Chicago’s Dan Peterman: Ecology, Activism and the Public Space

Peterman's "Running Table"

This article accompanies our piece about Peterman at Manilow Sculpture Park.

Whether environmentalism has been your life-long path, or whether you’ve come to the issue more recently amongst the “going green” fads of recent years, the topic is certainly fertile ground for the practices of artists all over the world.  In a past article on Chicago Art Magazine, “Environmental Artists: The Color Green,” Yolanda Green highlighted several local artists working with the notions of sustainability, ecology and recycling through their art. Included in the list are Andy Holck, Lisa Korpan, JAM, Matt Wizinski, Sabrina Raaf and Nancy Klehm.

The other local artist included in that list is internationally recognized, Dan Peterman. Born in Minneapolis, Minnesota, the artist lives and works in Chicago, and is also Assistant Professor of Studio Arts at the University of Illinois- Chicago School of Art and Design.  Peterman’s practice is vast and complex, with notions of environmentalism, activism, sociology, and community employed in his works among many others.

Though he’s shown in museums and galleries around the world, perhaps one of Peterman’s best-known works is the public installation, Running Table. This piece, originally installed in Chicago’s Grant park in 1997, consisted of a 100-foot picnic table made of recycled plastic and was designed for the public to interact with. The piece was re-installed during the summer of 2009, this time in Millennium Park. Laurie Palmer of Frieze Magazine described the experience of Peterman’s table:

“Something both intimate and institutional is involved when sitting down here. Depending on one’s frame of reference, the experience evokes school lunches, church suppers, prison mess halls, or the generosity of the Seder table, at which there is always room for one more. Situated within the contradictions that damn and glorify public space, Peterman’s work takes on a class-crossing potential, in addition to its material ironies, that it could not achieve in a more circumscribed art space. “

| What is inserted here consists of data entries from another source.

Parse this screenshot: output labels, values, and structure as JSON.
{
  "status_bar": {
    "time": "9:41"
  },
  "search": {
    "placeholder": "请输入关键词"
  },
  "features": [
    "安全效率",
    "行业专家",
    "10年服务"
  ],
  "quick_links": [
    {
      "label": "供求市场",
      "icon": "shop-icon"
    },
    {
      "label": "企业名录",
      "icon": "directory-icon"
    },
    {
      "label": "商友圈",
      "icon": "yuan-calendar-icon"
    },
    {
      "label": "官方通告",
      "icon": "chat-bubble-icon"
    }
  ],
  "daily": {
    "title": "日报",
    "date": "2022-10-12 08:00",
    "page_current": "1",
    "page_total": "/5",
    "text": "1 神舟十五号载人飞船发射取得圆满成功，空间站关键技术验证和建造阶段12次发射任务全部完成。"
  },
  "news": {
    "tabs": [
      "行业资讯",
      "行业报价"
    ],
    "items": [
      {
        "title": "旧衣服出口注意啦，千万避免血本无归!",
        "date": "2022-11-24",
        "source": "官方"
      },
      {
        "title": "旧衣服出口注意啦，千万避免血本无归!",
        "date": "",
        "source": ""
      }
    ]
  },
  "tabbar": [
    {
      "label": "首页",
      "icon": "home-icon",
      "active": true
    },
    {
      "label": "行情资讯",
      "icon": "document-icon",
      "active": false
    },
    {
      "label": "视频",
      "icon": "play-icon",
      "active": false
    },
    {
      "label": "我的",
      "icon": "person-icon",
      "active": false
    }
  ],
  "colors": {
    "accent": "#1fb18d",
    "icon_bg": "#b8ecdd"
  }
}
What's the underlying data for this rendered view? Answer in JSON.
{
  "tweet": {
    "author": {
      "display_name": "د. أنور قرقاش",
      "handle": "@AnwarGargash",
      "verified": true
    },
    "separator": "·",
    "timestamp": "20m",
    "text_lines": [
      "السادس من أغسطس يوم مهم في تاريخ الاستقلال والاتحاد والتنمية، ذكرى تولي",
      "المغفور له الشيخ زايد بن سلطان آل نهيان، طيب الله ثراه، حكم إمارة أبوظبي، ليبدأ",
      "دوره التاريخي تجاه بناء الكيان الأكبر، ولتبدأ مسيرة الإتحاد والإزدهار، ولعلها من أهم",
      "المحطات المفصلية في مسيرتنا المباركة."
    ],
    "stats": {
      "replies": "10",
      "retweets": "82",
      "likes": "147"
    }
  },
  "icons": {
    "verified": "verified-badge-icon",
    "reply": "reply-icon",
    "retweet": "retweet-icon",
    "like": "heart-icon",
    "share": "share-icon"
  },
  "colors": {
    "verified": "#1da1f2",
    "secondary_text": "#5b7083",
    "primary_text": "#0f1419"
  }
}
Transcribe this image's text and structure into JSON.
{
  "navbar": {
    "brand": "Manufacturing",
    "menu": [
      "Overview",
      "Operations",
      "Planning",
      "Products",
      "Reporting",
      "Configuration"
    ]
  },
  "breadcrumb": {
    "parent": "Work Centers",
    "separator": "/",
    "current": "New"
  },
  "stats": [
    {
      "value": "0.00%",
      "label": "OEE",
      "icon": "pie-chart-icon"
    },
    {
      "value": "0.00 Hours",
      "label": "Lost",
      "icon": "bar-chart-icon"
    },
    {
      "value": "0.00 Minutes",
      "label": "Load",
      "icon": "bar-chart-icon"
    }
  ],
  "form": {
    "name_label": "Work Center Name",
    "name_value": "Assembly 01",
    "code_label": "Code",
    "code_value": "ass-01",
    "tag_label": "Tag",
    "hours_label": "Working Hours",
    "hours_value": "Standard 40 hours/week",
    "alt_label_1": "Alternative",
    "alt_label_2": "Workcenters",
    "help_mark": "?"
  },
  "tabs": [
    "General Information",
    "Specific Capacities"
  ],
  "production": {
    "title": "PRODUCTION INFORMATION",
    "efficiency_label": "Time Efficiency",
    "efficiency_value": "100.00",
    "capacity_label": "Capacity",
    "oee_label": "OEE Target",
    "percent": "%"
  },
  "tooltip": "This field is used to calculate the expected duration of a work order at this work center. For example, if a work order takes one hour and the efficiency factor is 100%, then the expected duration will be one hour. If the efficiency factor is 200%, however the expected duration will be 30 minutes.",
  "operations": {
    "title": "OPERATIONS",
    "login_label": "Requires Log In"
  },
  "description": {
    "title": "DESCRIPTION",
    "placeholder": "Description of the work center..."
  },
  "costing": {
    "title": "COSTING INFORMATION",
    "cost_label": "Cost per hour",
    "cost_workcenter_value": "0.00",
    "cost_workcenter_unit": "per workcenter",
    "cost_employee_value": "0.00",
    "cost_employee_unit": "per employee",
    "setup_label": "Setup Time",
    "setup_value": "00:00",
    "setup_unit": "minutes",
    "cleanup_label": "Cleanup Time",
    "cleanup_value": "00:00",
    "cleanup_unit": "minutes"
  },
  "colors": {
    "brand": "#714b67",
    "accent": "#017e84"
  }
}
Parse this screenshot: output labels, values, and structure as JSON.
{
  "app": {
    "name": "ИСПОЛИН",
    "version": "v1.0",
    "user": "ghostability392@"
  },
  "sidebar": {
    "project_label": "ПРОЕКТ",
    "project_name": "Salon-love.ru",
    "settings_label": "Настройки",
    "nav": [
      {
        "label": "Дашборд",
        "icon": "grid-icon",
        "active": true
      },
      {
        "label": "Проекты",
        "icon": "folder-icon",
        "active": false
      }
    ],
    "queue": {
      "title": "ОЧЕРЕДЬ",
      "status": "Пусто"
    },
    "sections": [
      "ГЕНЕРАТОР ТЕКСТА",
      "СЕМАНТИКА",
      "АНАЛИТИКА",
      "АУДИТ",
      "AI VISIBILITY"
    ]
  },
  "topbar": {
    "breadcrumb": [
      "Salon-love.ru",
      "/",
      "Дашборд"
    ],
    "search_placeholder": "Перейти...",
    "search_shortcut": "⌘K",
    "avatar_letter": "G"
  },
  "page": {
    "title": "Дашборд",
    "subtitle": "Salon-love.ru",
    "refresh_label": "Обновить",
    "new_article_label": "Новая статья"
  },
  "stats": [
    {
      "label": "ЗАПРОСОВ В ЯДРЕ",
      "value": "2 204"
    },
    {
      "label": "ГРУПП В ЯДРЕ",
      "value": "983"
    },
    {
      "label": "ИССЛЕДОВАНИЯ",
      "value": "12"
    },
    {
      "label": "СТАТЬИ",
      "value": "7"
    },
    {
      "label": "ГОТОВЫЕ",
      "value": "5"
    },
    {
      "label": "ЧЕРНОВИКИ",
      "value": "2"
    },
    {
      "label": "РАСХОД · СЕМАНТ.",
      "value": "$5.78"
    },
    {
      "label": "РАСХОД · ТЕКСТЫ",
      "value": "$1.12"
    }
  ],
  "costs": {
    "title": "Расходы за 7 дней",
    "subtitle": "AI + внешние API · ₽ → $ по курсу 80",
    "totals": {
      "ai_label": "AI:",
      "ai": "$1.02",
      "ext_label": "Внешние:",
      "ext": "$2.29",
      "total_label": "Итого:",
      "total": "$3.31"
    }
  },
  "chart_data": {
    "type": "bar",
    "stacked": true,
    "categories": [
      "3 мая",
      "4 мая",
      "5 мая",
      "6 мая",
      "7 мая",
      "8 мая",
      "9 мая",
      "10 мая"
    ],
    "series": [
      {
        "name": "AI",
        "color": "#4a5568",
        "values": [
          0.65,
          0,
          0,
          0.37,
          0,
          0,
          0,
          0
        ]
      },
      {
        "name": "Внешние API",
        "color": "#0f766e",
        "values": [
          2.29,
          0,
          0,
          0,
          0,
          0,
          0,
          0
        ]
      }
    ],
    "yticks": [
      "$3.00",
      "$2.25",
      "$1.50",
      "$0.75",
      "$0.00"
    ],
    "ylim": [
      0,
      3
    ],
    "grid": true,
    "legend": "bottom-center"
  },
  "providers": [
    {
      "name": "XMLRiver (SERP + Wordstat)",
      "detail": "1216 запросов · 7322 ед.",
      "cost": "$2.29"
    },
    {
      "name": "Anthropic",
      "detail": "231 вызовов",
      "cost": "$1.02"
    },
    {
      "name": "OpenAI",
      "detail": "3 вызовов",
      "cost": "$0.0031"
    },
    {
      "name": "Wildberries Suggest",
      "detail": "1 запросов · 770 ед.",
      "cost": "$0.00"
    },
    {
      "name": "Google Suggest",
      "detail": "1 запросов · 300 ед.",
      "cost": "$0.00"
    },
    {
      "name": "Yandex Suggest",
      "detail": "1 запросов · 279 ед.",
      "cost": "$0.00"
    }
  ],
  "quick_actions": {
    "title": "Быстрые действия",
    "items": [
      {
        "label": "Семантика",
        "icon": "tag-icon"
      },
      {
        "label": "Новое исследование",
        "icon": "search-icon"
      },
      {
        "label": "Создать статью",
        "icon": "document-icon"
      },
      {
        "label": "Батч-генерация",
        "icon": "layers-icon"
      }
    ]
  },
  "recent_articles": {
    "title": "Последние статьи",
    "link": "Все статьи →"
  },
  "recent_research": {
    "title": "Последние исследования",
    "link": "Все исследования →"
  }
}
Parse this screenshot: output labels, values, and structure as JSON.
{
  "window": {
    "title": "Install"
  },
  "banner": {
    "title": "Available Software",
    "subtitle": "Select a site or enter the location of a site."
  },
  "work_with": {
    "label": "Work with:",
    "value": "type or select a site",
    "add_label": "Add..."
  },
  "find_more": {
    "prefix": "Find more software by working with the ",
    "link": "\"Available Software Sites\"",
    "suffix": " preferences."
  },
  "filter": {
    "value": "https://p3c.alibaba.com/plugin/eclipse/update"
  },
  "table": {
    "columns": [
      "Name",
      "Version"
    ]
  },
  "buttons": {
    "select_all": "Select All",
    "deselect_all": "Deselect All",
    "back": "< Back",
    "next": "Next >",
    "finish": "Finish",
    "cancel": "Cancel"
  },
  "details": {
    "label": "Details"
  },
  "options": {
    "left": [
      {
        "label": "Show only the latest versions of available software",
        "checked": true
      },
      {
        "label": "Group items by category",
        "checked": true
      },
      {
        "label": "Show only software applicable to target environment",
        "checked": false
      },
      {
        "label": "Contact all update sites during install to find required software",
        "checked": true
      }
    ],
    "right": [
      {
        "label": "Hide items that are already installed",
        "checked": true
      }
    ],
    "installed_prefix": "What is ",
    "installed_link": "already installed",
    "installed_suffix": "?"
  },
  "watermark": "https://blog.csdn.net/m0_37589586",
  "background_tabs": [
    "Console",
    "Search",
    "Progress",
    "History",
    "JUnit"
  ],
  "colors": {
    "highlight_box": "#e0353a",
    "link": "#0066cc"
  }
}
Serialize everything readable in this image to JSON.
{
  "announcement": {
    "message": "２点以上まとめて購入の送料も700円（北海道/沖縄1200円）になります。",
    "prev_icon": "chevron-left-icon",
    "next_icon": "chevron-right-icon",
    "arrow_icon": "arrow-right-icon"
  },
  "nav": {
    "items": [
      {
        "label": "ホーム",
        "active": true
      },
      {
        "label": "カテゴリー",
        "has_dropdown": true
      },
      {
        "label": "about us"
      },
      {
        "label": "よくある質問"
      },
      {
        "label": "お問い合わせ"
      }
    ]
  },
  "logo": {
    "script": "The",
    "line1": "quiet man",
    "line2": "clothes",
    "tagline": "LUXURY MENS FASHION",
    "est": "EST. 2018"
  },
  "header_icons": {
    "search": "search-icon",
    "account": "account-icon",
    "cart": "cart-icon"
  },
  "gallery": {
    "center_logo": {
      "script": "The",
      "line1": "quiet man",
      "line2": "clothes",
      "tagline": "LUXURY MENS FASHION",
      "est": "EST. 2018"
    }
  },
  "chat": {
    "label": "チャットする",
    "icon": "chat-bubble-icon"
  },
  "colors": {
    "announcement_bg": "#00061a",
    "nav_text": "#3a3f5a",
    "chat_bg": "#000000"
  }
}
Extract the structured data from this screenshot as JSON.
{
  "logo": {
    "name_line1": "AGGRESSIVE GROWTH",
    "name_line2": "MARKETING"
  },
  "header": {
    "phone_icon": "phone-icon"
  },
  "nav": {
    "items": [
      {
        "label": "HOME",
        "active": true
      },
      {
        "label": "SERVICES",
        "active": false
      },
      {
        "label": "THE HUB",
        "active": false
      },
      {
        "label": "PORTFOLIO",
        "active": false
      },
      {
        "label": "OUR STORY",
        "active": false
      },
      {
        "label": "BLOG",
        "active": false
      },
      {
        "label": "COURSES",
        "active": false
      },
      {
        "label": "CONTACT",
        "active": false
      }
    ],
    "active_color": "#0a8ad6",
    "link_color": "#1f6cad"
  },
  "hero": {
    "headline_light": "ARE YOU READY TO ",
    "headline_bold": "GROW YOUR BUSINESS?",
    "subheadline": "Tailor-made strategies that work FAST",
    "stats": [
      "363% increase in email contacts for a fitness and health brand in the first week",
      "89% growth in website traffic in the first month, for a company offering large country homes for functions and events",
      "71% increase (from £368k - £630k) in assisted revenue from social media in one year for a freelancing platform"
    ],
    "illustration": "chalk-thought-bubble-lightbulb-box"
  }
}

The Luna Negra Dance Theater interacting with Peterman's "Villa Deponie" at the MCA

In 2004, Peterman had his major museum survey at the Museum of Contemporary Art Chicago. For the exhibition, entitled “Plastic Economies,” the artist created four works “including a greenhouse that serves as a ‘carbon bank,’ and Recent Recipes, an arrangement of tables and shelves that present various foodstuffs, including packaged products for the wholesale market. “ Also included was a piece installed on the MCA plaza, called Standard Kiosk (Chicago), another instance of Peterman’s inclinations towards an interactive art experience with the public.

Recently, Peterman’s work was included once again in the Museum of Contemporary Art Chicago, as part of the exhibition, “Without You I’m Nothing: Art and Its Audience,” which explored the phenomena of fine art which can be engaged physically by its viewers. Along with such notable names as Liam Gillick, Felix Gonzalez-Torres, Olafur Eliasson and Magdalena Abakanowicz, Peterman’s additions to the show (Ground Cover and Villa Deponie) proved to be an excellent example of the interactions between people and their environments.

The Experimental Station's initiative, the 61st Street Farmers Market

Peterman is also one of the founders of The Experimental Station, a not-for-profit “incubator of innovative cultural, educational, and environmental projects and small-scale enterprises.” Peterman founded the incubator in 2002 with Connie Spreen, and the project “draws upon the ecological principle of diversity, recognizing the dynamic treasure of resources that a diverse and complex environment brings,” and supports a wide range of other projects such as: “independent publishing, contemporary art, experimental music, visiting writers, organic gardening, bulk food purchasing, ecological initiatives, a bicycle shop/youth education program.”